This quiet, unassuming, shabbily dressed man is indeed that heroic and valiant good old soldier Švejk.
When Švejk is in the garrison gaol there is a very funny mass held by a drunk converted Jewish man who according to one prisoner
He’s really well sozzled today. .. He must have got tight with some tarts somewhere.
Švejk is torn from his civilian life and becomes the batman of an army lieutenant Lukáš. They enjoy a love-hate relationship with many problems. Švejk makes many many asides and tells anecdotes every time somebody says something that sparks his memory. I admit that after halfway through the 752 page novel I stopped reading a lot of those anecdotes.
Švejk bungles his way through a series of scrapes including being captured by his own army and narrowly misses being executed for alleged treason. It was interesting that the Russian soldiers that he war imprisoned with were from all over the Russian empire and spoke myriad languages but none of them spoke Russian.

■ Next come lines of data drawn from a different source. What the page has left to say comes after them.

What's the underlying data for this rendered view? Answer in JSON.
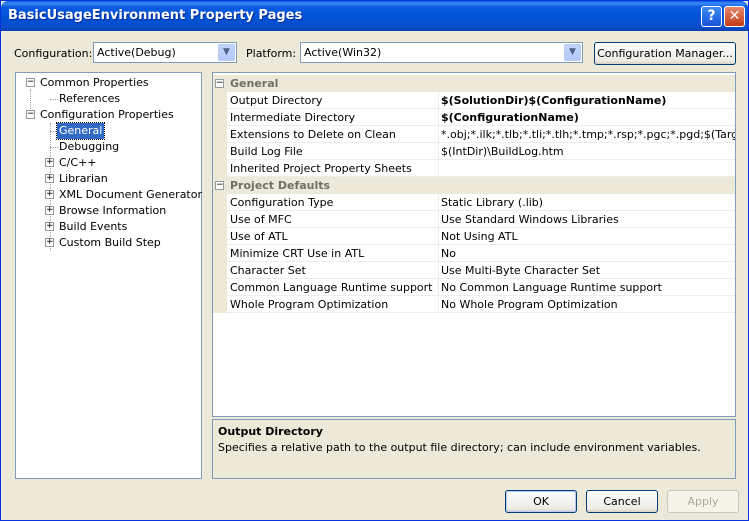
{
  "window": {
    "title": "BasicUsageEnvironment Property Pages",
    "help_label": "?",
    "close_label": "✕"
  },
  "config": {
    "configuration_label": "Configuration:",
    "configuration_value": "Active(Debug)",
    "platform_label": "Platform:",
    "platform_value": "Active(Win32)",
    "manager_label": "Configuration Manager..."
  },
  "tree": {
    "common_properties": "Common Properties",
    "references": "References",
    "configuration_properties": "Configuration Properties",
    "general": "General",
    "debugging": "Debugging",
    "c_cpp": "C/C++",
    "librarian": "Librarian",
    "xml_doc_gen": "XML Document Generator",
    "browse_information": "Browse Information",
    "build_events": "Build Events",
    "custom_build_step": "Custom Build Step"
  },
  "grid": {
    "general_category": "General",
    "general_rows": [
      {
        "name": "Output Directory",
        "value": "$(SolutionDir)$(ConfigurationName)"
      },
      {
        "name": "Intermediate Directory",
        "value": "$(ConfigurationName)"
      },
      {
        "name": "Extensions to Delete on Clean",
        "value": "*.obj;*.ilk;*.tlb;*.tli;*.tlh;*.tmp;*.rsp;*.pgc;*.pgd;$(TargetPath)"
      },
      {
        "name": "Build Log File",
        "value": "$(IntDir)\\BuildLog.htm"
      },
      {
        "name": "Inherited Project Property Sheets",
        "value": ""
      }
    ],
    "defaults_category": "Project Defaults",
    "defaults_rows": [
      {
        "name": "Configuration Type",
        "value": "Static Library (.lib)"
      },
      {
        "name": "Use of MFC",
        "value": "Use Standard Windows Libraries"
      },
      {
        "name": "Use of ATL",
        "value": "Not Using ATL"
      },
      {
        "name": "Minimize CRT Use in ATL",
        "value": "No"
      },
      {
        "name": "Character Set",
        "value": "Use Multi-Byte Character Set"
      },
      {
        "name": "Common Language Runtime support",
        "value": "No Common Language Runtime support"
      },
      {
        "name": "Whole Program Optimization",
        "value": "No Whole Program Optimization"
      }
    ]
  },
  "description": {
    "title": "Output Directory",
    "text": "Specifies a relative path to the output file directory; can include environment variables."
  },
  "buttons": {
    "ok": "OK",
    "cancel": "Cancel",
    "apply": "Apply"
  }
}
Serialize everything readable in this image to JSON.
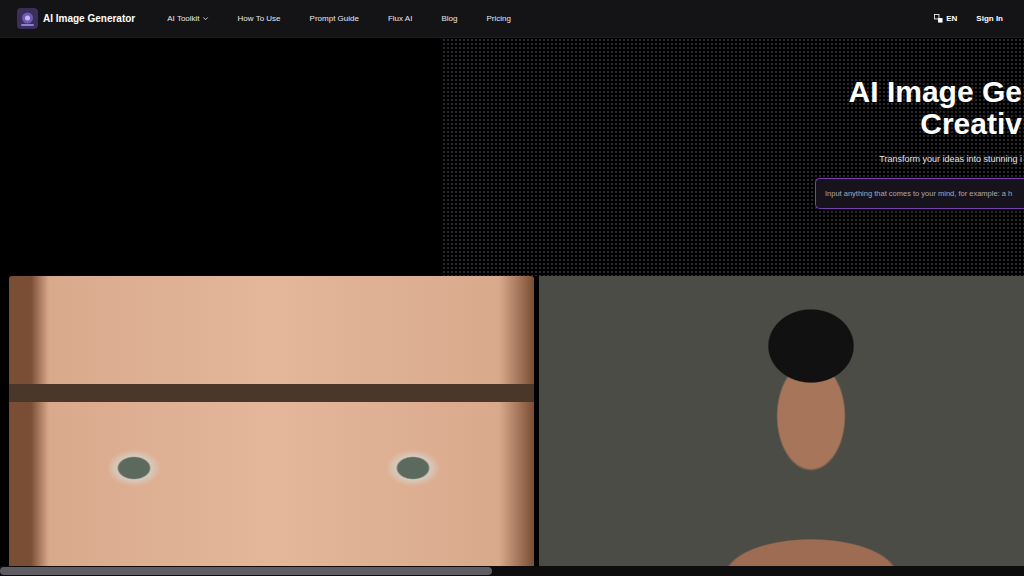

Hašek died before completing the novel so we will never know how he intended the book to finish. I learnt a lot about the first world war, the Austro-Hungarian empire and the interactions between Czech, Austrian and Hungarians at that time. It’s no wonder the Austro-Hungarian empire feel apart, it seems that it was very poorly administered with lots of corruption and that they were constantly at war. I doubt that this book would appeal to a wide audience.